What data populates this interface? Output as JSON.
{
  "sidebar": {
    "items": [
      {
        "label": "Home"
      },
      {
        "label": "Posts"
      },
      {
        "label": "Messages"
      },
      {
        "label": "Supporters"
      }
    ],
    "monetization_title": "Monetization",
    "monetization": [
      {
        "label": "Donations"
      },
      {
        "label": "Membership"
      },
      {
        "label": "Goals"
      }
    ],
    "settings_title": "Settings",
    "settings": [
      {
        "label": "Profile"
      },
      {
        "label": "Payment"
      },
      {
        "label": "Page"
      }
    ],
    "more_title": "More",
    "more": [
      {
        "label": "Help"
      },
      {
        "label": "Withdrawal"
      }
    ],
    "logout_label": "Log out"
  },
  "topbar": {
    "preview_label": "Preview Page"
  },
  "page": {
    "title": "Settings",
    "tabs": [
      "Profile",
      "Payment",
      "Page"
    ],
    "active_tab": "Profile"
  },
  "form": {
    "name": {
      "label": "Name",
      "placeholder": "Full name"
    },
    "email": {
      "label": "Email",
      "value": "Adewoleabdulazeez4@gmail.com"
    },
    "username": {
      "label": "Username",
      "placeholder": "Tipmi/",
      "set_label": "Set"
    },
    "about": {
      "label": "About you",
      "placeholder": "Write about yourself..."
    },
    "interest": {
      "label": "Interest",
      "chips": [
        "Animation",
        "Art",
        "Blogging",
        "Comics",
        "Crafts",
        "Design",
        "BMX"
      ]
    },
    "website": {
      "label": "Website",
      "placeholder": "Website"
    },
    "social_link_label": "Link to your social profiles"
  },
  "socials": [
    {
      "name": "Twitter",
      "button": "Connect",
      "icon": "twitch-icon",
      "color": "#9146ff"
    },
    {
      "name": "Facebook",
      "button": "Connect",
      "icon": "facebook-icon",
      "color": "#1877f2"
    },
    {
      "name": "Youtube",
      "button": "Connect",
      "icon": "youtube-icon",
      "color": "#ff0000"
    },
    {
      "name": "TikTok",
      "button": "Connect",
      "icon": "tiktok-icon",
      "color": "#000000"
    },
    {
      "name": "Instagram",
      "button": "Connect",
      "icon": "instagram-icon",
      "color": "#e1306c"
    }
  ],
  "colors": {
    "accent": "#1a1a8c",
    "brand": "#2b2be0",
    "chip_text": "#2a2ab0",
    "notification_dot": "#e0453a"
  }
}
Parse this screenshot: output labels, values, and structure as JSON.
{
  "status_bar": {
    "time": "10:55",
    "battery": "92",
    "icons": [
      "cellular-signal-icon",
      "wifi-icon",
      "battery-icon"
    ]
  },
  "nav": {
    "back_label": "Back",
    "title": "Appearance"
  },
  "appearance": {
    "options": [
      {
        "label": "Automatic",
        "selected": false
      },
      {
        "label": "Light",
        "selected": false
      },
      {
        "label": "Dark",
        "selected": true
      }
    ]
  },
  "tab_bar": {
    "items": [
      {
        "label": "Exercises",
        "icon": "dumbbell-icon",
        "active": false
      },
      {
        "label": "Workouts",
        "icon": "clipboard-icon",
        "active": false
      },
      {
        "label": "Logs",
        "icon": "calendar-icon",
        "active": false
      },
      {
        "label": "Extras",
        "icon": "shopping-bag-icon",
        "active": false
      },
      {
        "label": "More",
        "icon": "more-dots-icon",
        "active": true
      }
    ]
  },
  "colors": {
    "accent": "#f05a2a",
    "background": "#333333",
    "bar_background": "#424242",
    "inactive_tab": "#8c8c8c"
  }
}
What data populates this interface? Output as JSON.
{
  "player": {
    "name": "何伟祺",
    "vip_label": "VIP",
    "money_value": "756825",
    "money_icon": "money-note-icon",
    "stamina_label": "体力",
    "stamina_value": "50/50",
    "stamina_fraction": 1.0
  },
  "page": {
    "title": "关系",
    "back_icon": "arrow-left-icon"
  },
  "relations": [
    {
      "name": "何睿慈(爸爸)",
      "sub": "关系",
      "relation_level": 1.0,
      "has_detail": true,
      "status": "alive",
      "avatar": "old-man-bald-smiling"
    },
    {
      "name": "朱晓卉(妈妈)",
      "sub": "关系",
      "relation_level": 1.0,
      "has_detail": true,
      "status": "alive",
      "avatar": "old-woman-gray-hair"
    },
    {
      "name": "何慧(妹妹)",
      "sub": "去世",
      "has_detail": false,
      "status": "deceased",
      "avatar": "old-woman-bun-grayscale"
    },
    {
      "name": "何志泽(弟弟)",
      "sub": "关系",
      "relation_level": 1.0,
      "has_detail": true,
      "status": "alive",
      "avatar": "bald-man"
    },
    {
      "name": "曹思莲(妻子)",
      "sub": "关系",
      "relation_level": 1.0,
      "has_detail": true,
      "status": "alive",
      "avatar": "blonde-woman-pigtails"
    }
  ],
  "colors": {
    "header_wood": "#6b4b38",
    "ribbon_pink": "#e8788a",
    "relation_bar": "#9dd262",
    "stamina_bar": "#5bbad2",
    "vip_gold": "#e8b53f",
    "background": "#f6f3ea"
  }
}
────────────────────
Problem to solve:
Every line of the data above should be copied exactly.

Solution for this exercise:
What data populates this interface? Output as JSON.
{
  "sidebar": {
    "items": [
      {
        "label": "Home"
      },
      {
        "label": "Posts"
      },
      {
        "label": "Messages"
      },
      {
        "label": "Supporters"
      }
    ],
    "monetization_title": "Monetization",
    "monetization": [
      {
        "label": "Donations"
      },
      {
        "label": "Membership"
      },
      {
        "label": "Goals"
      }
    ],
    "settings_title": "Settings",
    "settings": [
      {
        "label": "Profile"
      },
      {
        "label": "Payment"
      },
      {
        "label": "Page"
      }
    ],
    "more_title": "More",
    "more": [
      {
        "label": "Help"
      },
      {
        "label": "Withdrawal"
      }
    ],
    "logout_label": "Log out"
  },
  "topbar": {
    "preview_label": "Preview Page"
  },
  "page": {
    "title": "Settings",
    "tabs": [
      "Profile",
      "Payment",
      "Page"
    ],
    "active_tab": "Profile"
  },
  "form": {
    "name": {
      "label": "Name",
      "placeholder": "Full name"
    },
    "email": {
      "label": "Email",
      "value": "Adewoleabdulazeez4@gmail.com"
    },
    "username": {
      "label": "Username",
      "placeholder": "Tipmi/",
      "set_label": "Set"
    },
    "about": {
      "label": "About you",
      "placeholder": "Write about yourself..."
    },
    "interest": {
      "label": "Interest",
      "chips": [
        "Animation",
        "Art",
        "Blogging",
        "Comics",
        "Crafts",
        "Design",
        "BMX"
      ]
    },
    "website": {
      "label": "Website",
      "placeholder": "Website"
    },
    "social_link_label": "Link to your social profiles"
  },
  "socials": [
    {
      "name": "Twitter",
      "button": "Connect",
      "icon": "twitch-icon",
      "color": "#9146ff"
    },
    {
      "name": "Facebook",
      "button": "Connect",
      "icon": "facebook-icon",
      "color": "#1877f2"
    },
    {
      "name": "Youtube",
      "button": "Connect",
      "icon": "youtube-icon",
      "color": "#ff0000"
    },
    {
      "name": "TikTok",
      "button": "Connect",
      "icon": "tiktok-icon",
      "color": "#000000"
    },
    {
      "name": "Instagram",
      "button": "Connect",
      "icon": "instagram-icon",
      "color": "#e1306c"
    }
  ],
  "colors": {
    "accent": "#1a1a8c",
    "brand": "#2b2be0",
    "chip_text": "#2a2ab0",
    "notification_dot": "#e0453a"
  }
}
Parse this screenshot: output labels, values, and structure as JSON.
{
  "status_bar": {
    "time": "10:55",
    "battery": "92",
    "icons": [
      "cellular-signal-icon",
      "wifi-icon",
      "battery-icon"
    ]
  },
  "nav": {
    "back_label": "Back",
    "title": "Appearance"
  },
  "appearance": {
    "options": [
      {
        "label": "Automatic",
        "selected": false
      },
      {
        "label": "Light",
        "selected": false
      },
      {
        "label": "Dark",
        "selected": true
      }
    ]
  },
  "tab_bar": {
    "items": [
      {
        "label": "Exercises",
        "icon": "dumbbell-icon",
        "active": false
      },
      {
        "label": "Workouts",
        "icon": "clipboard-icon",
        "active": false
      },
      {
        "label": "Logs",
        "icon": "calendar-icon",
        "active": false
      },
      {
        "label": "Extras",
        "icon": "shopping-bag-icon",
        "active": false
      },
      {
        "label": "More",
        "icon": "more-dots-icon",
        "active": true
      }
    ]
  },
  "colors": {
    "accent": "#f05a2a",
    "background": "#333333",
    "bar_background": "#424242",
    "inactive_tab": "#8c8c8c"
  }
}
What data populates this interface? Output as JSON.
{
  "player": {
    "name": "何伟祺",
    "vip_label": "VIP",
    "money_value": "756825",
    "money_icon": "money-note-icon",
    "stamina_label": "体力",
    "stamina_value": "50/50",
    "stamina_fraction": 1.0
  },
  "page": {
    "title": "关系",
    "back_icon": "arrow-left-icon"
  },
  "relations": [
    {
      "name": "何睿慈(爸爸)",
      "sub": "关系",
      "relation_level": 1.0,
      "has_detail": true,
      "status": "alive",
      "avatar": "old-man-bald-smiling"
    },
    {
      "name": "朱晓卉(妈妈)",
      "sub": "关系",
      "relation_level": 1.0,
      "has_detail": true,
      "status": "alive",
      "avatar": "old-woman-gray-hair"
    },
    {
      "name": "何慧(妹妹)",
      "sub": "去世",
      "has_detail": false,
      "status": "deceased",
      "avatar": "old-woman-bun-grayscale"
    },
    {
      "name": "何志泽(弟弟)",
      "sub": "关系",
      "relation_level": 1.0,
      "has_detail": true,
      "status": "alive",
      "avatar": "bald-man"
    },
    {
      "name": "曹思莲(妻子)",
      "sub": "关系",
      "relation_level": 1.0,
      "has_detail": true,
      "status": "alive",
      "avatar": "blonde-woman-pigtails"
    }
  ],
  "colors": {
    "header_wood": "#6b4b38",
    "ribbon_pink": "#e8788a",
    "relation_bar": "#9dd262",
    "stamina_bar": "#5bbad2",
    "vip_gold": "#e8b53f",
    "background": "#f6f3ea"
  }
}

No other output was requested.